> **PROVIDED RECORDS**:
-----

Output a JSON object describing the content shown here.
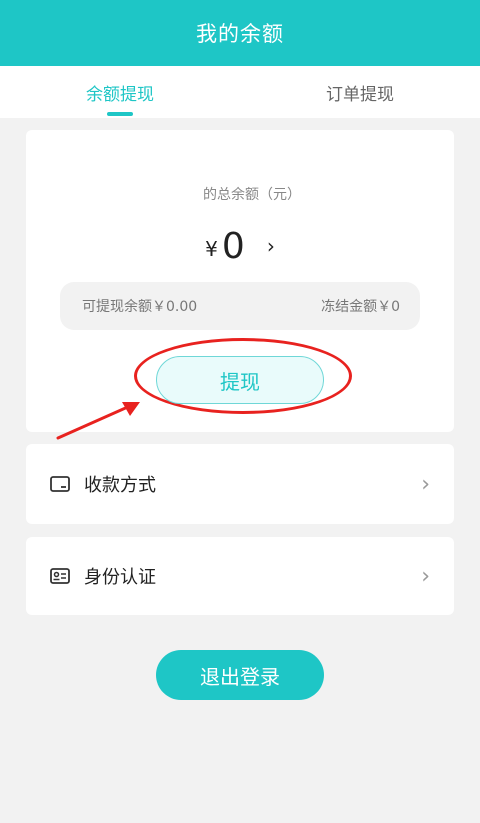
{
  "header": {
    "title": "我的余额"
  },
  "tabs": [
    {
      "label": "余额提现",
      "active": true
    },
    {
      "label": "订单提现",
      "active": false
    }
  ],
  "balance": {
    "label": "的总余额（元）",
    "currency": "¥",
    "amount": "0",
    "chevron": "›",
    "withdrawable": "可提现余额￥0.00",
    "frozen": "冻结金额￥0"
  },
  "withdraw_button": {
    "label": "提现"
  },
  "menu": [
    {
      "label": "收款方式",
      "icon": "card-icon"
    },
    {
      "label": "身份认证",
      "icon": "id-card-icon"
    }
  ],
  "menu_chevron": "›",
  "logout_button": {
    "label": "退出登录"
  },
  "colors": {
    "primary": "#1ec6c6",
    "annotation": "#e8221f",
    "background": "#f2f2f2"
  }
}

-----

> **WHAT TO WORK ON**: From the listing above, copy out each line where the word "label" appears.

> **WRITTEN REPLY**:
      "label": "余额提现",
      "label": "订单提现",
    "label": "的总余额（元）",
    "label": "提现"
      "label": "收款方式",
      "label": "身份认证",
    "label": "退出登录"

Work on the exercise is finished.